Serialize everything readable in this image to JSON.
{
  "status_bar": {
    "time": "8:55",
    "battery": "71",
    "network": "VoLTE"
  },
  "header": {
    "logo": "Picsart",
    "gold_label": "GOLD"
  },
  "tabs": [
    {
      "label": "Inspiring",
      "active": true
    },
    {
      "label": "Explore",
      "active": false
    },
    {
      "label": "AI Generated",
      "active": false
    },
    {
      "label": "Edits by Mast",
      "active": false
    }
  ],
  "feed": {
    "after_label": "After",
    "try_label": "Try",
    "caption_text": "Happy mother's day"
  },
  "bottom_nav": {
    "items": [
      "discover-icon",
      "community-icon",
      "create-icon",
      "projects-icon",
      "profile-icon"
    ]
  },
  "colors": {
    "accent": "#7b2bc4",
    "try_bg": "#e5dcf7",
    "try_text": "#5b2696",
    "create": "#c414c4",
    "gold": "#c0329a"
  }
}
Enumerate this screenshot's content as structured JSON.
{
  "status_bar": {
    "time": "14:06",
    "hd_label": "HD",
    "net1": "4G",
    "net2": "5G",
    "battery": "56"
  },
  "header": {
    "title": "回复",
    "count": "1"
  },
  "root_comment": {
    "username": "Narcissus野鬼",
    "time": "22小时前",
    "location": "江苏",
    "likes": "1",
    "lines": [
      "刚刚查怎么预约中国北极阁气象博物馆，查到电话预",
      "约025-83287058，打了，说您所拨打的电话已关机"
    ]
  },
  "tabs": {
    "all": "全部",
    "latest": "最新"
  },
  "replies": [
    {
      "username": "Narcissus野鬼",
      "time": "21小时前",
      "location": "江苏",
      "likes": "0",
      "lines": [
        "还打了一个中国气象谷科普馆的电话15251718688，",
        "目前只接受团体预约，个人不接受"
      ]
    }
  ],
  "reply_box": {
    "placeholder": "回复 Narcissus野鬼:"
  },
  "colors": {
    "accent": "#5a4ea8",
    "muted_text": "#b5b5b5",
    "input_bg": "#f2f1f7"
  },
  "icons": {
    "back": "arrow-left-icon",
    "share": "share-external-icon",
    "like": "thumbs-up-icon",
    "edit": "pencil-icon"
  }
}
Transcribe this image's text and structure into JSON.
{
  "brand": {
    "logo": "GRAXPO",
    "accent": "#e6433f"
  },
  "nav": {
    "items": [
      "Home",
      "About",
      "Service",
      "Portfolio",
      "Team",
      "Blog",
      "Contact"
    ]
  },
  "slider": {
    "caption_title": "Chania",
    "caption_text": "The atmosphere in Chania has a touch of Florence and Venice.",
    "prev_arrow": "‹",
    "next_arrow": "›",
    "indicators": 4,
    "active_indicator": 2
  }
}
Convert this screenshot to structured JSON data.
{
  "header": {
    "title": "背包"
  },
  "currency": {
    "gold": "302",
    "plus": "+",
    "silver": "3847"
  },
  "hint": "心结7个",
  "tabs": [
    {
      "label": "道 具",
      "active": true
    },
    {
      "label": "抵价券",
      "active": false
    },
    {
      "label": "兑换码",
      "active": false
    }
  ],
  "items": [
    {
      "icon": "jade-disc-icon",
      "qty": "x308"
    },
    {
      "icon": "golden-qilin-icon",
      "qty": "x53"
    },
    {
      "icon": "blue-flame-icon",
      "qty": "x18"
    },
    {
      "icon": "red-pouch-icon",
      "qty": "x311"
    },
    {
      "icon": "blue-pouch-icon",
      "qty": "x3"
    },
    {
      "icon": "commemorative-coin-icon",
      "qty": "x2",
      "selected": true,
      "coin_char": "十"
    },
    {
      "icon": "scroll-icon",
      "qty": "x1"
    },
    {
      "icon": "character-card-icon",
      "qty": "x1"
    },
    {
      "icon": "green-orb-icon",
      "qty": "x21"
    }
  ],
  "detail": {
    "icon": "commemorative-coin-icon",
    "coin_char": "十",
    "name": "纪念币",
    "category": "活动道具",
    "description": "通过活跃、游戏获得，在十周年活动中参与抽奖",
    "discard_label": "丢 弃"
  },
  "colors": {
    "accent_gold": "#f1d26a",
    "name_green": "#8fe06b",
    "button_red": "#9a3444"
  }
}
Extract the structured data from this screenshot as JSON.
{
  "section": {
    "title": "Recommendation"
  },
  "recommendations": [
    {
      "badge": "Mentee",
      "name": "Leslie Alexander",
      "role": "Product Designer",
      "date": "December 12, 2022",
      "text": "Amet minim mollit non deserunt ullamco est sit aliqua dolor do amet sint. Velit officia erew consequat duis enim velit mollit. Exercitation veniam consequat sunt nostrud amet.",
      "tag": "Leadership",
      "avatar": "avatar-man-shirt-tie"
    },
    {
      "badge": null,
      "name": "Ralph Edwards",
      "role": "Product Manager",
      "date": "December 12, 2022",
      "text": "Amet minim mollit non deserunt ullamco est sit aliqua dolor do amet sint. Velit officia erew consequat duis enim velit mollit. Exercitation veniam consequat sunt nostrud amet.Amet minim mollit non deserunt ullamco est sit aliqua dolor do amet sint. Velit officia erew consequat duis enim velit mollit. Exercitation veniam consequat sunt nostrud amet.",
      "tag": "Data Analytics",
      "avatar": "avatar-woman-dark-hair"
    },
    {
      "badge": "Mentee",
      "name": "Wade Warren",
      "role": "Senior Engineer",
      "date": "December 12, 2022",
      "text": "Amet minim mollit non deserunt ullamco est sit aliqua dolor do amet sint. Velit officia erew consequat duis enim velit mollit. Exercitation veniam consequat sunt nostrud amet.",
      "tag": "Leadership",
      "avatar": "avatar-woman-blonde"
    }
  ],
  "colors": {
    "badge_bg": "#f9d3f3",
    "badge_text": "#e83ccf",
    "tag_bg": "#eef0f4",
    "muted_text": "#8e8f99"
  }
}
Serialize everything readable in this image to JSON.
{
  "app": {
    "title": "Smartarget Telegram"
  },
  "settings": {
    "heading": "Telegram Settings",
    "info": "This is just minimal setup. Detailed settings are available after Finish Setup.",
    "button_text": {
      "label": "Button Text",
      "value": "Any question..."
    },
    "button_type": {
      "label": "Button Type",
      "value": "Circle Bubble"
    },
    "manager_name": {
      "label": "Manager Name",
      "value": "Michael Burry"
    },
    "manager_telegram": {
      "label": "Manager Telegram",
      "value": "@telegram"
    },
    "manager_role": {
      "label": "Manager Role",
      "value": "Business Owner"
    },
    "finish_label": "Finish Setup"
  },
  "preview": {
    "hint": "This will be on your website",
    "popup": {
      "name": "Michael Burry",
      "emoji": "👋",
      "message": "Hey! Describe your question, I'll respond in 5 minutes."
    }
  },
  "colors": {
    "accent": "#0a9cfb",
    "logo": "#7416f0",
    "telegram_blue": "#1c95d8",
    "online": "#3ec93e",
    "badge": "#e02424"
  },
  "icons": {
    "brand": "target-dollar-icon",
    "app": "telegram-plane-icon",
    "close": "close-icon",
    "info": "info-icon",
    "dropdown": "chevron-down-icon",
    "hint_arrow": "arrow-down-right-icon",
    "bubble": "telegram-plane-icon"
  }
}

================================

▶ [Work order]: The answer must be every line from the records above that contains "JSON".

▶ [Solution below]:
Serialize everything readable in this image to JSON.
Enumerate this screenshot's content as structured JSON.
Transcribe this image's text and structure into JSON.
Convert this screenshot to structured JSON data.
Extract the structured data from this screenshot as JSON.
Serialize everything readable in this image to JSON.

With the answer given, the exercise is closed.